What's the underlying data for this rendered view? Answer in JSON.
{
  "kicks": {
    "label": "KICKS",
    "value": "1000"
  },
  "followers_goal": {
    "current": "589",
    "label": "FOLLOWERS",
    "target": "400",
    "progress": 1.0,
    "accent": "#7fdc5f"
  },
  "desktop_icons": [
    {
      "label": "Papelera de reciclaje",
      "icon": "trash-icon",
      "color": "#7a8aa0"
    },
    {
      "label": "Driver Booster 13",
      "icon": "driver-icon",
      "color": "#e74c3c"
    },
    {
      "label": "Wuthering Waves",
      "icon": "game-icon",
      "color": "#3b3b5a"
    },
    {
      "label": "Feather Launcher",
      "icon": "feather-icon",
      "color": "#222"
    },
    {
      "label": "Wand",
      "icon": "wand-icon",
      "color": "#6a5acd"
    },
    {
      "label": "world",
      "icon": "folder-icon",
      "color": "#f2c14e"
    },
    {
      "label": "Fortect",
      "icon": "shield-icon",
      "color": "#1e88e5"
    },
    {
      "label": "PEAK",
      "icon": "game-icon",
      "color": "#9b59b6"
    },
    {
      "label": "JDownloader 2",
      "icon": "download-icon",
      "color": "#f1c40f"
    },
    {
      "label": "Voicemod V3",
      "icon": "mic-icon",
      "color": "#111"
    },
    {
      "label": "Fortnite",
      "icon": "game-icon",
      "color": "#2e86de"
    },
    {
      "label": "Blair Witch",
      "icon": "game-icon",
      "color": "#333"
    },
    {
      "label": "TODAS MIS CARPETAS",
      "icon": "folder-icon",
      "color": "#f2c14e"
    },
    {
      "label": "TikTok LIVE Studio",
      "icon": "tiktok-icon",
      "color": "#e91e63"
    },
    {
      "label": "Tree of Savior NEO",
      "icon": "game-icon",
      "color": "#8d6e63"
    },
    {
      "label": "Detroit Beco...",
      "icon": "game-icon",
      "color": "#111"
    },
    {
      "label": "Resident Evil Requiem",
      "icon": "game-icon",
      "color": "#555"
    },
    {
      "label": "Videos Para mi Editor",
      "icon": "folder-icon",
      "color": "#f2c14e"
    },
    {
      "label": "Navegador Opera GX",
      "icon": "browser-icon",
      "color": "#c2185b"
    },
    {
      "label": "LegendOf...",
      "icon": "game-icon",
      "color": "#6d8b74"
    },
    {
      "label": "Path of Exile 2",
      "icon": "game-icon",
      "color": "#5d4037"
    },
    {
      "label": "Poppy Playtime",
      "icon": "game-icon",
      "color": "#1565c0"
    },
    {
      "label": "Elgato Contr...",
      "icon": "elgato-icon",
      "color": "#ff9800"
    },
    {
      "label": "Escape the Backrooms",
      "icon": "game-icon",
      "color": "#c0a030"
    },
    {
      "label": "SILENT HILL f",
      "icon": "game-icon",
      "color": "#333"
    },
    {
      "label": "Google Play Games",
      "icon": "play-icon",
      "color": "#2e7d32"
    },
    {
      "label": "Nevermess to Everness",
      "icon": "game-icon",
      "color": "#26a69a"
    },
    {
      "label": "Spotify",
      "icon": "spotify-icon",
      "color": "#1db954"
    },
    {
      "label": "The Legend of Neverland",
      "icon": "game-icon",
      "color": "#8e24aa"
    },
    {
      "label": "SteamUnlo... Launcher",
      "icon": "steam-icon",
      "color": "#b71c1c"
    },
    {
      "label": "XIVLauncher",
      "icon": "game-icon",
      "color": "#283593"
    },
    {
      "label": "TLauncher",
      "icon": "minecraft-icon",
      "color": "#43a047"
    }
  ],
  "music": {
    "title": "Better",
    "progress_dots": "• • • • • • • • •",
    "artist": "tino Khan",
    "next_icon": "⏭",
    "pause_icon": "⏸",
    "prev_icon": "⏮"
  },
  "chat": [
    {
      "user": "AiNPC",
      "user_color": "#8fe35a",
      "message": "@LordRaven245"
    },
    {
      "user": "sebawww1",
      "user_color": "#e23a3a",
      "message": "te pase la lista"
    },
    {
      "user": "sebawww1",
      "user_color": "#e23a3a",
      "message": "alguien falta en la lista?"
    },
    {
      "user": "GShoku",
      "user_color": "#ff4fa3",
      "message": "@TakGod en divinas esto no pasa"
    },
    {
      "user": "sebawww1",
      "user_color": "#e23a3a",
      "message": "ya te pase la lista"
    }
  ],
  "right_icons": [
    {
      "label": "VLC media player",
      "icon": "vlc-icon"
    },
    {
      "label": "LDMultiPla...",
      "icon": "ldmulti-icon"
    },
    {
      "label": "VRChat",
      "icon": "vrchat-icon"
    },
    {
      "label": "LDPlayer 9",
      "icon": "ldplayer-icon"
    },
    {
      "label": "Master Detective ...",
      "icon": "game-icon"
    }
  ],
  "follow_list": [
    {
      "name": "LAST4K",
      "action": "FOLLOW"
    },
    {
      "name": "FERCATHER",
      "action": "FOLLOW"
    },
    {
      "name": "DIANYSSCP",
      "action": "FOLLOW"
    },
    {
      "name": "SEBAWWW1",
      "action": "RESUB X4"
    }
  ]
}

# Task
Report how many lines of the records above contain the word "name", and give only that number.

# Problem solution
4